With workdays getting longer and lunch hours getting shorter (especially a lunch "hour" that only lasts 30 minutes!), it's more important than ever to ensure we are getting all the nutrients we need to keep moving along. While shakes and smoothies may have all of the nutrition we require, they tend to lack a few important details like substance, texture, flavor, and the ability to satiate. While the point of my argument is not to diminish the fruity convenience of a smoothie, there are certainly heartier methods of getting the foodstuffs you need without sacrificing the above qualities. My answer?
The food bowl.
Vegetables, grains, protein—everything you need is right there in one bowl, and all you have to do is shovel it in and hope you make it to your post-lunch meeting on time. Even if you can't finish off your beatific, bountiful bowl in the short moments you are allotted to eat, you can cover it up, stick it in the fridge, and pull it out after your boardroom boredom finally draws to an end. Not only that, I'm willing to bet that said bowl will taste twice as nice after it's sat for a bit, letting all the scrumptious flavors mix and mingle … just like those leftovers you forgot at home from last night's dinner that you intended to bring to work the next day.

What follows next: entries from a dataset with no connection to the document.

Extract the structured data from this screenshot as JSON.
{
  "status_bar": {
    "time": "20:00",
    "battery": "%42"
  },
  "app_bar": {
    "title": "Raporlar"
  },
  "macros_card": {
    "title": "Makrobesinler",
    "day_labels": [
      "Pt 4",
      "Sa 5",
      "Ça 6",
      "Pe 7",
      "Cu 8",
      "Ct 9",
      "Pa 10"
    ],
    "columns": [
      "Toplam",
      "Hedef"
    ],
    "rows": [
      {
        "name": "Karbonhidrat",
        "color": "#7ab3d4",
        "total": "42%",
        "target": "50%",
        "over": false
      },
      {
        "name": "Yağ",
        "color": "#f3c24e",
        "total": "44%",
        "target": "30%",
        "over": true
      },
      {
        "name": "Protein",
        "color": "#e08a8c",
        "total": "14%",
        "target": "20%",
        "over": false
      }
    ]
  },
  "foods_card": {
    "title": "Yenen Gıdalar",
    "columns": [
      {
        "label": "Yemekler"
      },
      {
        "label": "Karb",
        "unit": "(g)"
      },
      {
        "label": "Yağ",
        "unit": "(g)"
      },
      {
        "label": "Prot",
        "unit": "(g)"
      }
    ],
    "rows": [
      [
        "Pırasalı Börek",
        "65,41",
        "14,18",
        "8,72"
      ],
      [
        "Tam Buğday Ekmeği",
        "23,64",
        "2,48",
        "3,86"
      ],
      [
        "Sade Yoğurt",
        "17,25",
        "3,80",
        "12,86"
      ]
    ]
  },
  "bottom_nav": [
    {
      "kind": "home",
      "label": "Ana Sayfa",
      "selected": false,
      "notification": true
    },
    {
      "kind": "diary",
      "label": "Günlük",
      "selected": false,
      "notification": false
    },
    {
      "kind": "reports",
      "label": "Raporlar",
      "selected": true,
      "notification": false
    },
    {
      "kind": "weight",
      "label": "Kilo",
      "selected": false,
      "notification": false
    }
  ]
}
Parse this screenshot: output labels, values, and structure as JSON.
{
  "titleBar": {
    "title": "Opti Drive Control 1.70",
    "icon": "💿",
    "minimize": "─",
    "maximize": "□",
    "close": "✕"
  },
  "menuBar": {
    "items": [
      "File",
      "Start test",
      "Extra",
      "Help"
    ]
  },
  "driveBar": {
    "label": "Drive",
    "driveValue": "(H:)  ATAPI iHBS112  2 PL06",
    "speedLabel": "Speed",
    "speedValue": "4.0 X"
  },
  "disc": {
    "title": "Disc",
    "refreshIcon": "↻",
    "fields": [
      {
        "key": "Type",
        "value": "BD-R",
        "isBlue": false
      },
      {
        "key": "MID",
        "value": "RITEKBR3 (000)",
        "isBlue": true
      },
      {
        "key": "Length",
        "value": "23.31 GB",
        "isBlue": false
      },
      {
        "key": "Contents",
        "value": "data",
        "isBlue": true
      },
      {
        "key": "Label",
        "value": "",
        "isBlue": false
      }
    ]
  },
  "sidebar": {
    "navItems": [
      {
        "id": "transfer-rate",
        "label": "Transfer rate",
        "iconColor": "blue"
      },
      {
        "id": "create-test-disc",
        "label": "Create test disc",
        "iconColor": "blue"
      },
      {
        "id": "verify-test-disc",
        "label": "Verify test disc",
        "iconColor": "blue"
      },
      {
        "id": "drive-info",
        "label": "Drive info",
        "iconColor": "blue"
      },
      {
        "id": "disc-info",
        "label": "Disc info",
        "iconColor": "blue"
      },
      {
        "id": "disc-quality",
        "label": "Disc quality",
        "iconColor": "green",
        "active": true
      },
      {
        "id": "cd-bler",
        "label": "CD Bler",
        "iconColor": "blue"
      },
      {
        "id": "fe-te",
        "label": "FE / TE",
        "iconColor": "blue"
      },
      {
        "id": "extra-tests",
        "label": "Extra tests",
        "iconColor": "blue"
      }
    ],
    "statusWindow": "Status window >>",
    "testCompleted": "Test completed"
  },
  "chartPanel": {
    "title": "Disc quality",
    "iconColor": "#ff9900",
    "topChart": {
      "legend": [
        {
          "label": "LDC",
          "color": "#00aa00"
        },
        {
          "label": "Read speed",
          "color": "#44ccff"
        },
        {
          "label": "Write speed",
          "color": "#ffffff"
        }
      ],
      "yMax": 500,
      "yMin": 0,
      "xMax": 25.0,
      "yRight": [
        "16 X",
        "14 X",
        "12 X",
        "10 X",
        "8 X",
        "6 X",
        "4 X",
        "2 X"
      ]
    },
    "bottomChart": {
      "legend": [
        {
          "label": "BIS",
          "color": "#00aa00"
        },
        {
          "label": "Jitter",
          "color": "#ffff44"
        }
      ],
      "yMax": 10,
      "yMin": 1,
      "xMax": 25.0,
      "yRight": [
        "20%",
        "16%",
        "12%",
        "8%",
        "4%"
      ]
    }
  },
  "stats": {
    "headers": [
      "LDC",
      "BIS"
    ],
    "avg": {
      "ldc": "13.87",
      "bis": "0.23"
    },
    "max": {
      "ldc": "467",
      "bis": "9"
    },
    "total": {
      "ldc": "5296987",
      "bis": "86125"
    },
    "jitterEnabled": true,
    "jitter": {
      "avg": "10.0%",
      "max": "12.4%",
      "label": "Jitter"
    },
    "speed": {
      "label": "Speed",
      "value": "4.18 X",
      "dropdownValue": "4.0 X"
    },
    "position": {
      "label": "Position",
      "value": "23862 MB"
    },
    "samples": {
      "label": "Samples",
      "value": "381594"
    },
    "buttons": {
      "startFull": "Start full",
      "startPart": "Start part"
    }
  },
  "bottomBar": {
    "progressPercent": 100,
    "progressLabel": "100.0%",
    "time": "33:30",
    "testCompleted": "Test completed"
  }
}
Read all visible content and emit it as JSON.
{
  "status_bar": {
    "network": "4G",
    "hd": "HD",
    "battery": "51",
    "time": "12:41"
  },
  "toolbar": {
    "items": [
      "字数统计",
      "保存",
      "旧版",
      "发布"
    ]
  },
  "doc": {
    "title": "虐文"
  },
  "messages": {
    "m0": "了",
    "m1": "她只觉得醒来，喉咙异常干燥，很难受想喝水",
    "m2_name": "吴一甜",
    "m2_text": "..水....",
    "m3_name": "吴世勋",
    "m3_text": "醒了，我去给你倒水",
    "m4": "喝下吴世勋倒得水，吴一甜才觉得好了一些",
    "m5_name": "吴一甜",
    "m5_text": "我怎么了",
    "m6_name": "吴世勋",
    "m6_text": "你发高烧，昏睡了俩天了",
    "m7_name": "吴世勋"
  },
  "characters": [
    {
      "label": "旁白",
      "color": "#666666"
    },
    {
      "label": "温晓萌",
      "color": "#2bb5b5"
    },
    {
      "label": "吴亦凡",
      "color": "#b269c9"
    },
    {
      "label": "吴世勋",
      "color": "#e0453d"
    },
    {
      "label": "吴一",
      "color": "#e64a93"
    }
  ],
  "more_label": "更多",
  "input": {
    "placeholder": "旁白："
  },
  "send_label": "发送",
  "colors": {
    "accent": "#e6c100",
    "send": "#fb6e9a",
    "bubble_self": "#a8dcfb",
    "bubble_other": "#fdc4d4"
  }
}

Over on the corner of Magazine and Louisiana, you can discover and delight in one of the city's newest spots for food bowl fanatics, Poke Loa. The poke craze sweeping the nation has at last reached the Deep South. Made with a combination of rice and raw fish like tuna and salmon, and topped with items like crab, seaweed salad, tobiko, baby cucumbers, avocado, ponzu, sesame oil, and so much more, one could conceivably make a different bowl of poke every time one ordered. The folks behind Poke Loa are also about to open a second and third location for their popular restaurant, on Metairie Road and Downtown on Girod Street. Plus, they're on Waitr, so your penchant for poke can be placated no matter where you are in the GNO.
Well-patronized by denizens of the Riverbend neighborhood, Ba Chi Canteen is a great go-to for mouthwatering, affordable lunch items that are as sumptuous as they are satiating. Though Vietnamese restaurants all over town offer a version of Ba Chi's vermicelli bowl, none have their signature, uber-crispy egg rolls that I can never resist adding to the mix. My favorite combination includes the usual rice noodle salad with cabbage, shredded lettuce, carrots, and rice noodles, topped with charbroiled pork, crispy pork egg rolls, and all the Vietnamese fish sauce I can get my hands on. It's a meal I usually can't manage to finish in one sitting and all for less than $10.
Doing a roundup on food bowls wouldn't be complete without including the ubiquitous Korean dish bibimbap, and more particularly, the dolsot bibimbap found at Little Korea BBQ. Prepared and served in a hot stone bowl (a dolsot), the dish includes things like zucchini, carrots, shiitake mushrooms, cucumbers, kimchi, rice, and your choice of marinated beef, spicy chicken, pork loin, short rib, or tofu with a raw egg served on top that cooks from the heat of the bowl. They also offer several flavors of patbingsu, a Korean "sno-ball," that is as tasty as it is enormous. Be prepared to share...
Though it's rather obvious that Asian and Polynesian cooks already have the food bowl phenom "in the bag," there are definitely other worthwhile options that don't fall under this category. Take, for instance, the grain bowls offered Downtown in the South Market District at The Daily Beet. Try the "Morning" bowl any old time with quinoa, egg, avocado, black beans, corn, and cotija, or sink your spoon (or fork?) into a "Wellness" filled with the nutty flavor of warm wild rice, tangy goat cheese, toasted pistachios, grapes, currants, arugula, and sesame balsamic dressing. At no more than $10.50 per dish, you can eat your bowl and have your smoothie too, like a Sweet Mint with pineapple and coconut or a Chocoheaven with banana, raw cacao, sea salt, and agave.
Finally, set your sights on a more Southern-type saucer at Refuel. Known for breakfast and brunch, this spot in the Riverbend on Hampson Street features a "build-your-own" grit bowl where you can add as many or as few ingredients as your little heart desires. Top a bowl of creamy corn grits with things like roasted red peppers, fresh avocado, thick-cut bacon, spicy andouille, spinach, eggs (any style), feta, ham, cheddar, and more. Even if you put literally everything they have on your great big ol' bowl-o-grits, it still wouldn't cost you more than $16. But how hungry are you, really?